• Data records for software interfaces
▬▬▬

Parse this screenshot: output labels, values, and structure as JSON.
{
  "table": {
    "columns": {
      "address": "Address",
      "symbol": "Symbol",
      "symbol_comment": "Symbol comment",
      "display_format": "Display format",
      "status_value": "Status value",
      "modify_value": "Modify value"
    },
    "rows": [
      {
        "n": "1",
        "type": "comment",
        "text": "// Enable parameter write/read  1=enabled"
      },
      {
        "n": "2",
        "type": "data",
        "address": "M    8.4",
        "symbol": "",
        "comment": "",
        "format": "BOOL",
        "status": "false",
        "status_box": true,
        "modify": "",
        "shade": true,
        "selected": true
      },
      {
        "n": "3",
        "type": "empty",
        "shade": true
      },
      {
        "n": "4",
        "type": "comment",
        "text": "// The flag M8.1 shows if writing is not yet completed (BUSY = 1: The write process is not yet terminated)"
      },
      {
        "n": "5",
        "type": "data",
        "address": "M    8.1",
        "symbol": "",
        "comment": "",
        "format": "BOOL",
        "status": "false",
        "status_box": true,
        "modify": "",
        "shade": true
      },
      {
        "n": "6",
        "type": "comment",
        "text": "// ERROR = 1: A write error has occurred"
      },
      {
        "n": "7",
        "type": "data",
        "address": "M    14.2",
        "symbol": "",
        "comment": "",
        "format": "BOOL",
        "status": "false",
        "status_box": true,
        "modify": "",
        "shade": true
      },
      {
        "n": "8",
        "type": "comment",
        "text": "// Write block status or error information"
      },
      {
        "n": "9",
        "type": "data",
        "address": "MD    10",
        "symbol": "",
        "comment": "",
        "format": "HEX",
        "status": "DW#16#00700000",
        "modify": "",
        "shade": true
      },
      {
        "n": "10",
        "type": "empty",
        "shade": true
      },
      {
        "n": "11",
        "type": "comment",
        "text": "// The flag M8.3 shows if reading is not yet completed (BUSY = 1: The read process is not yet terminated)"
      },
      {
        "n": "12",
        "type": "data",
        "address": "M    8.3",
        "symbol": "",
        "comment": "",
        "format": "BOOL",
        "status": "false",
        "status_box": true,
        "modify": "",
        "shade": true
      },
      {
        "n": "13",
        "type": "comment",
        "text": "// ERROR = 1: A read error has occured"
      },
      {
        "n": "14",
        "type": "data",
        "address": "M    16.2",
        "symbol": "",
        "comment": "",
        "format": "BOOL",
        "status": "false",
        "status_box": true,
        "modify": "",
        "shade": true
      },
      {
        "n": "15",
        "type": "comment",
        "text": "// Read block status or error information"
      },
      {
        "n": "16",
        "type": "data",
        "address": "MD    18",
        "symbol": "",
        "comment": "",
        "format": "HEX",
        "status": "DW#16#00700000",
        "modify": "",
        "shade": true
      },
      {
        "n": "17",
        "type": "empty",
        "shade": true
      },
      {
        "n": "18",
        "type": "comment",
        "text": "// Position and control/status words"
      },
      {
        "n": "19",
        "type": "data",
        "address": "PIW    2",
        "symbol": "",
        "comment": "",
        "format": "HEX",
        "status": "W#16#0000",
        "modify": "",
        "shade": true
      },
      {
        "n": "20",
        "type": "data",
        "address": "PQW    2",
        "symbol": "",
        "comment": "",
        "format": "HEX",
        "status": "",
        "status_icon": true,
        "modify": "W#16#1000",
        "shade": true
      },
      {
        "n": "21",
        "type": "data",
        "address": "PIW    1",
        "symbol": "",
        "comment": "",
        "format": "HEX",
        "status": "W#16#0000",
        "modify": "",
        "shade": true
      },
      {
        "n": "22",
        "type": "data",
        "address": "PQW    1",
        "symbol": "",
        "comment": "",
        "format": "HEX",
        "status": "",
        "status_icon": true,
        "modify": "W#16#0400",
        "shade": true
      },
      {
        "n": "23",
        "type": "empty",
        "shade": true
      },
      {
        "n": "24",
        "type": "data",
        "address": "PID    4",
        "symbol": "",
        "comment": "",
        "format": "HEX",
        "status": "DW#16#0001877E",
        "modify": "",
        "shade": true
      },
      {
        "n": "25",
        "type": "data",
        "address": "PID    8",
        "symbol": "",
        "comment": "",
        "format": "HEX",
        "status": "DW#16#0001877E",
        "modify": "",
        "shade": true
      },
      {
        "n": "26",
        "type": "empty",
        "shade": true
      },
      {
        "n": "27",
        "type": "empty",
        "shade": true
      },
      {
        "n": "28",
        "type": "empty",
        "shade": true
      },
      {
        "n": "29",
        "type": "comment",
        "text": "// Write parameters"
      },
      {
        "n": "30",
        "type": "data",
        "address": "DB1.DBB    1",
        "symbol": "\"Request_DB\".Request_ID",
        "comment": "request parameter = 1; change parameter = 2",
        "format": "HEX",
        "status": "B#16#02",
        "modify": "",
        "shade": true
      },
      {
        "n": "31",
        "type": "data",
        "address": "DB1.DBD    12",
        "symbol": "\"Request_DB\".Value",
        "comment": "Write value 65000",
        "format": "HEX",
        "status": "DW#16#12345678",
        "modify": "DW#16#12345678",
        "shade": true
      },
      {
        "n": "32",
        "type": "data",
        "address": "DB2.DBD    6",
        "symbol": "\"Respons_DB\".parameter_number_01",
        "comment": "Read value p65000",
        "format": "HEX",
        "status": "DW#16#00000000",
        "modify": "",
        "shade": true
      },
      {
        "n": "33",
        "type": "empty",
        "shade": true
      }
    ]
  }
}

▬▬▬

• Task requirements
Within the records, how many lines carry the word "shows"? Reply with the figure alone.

• Solution for this task
2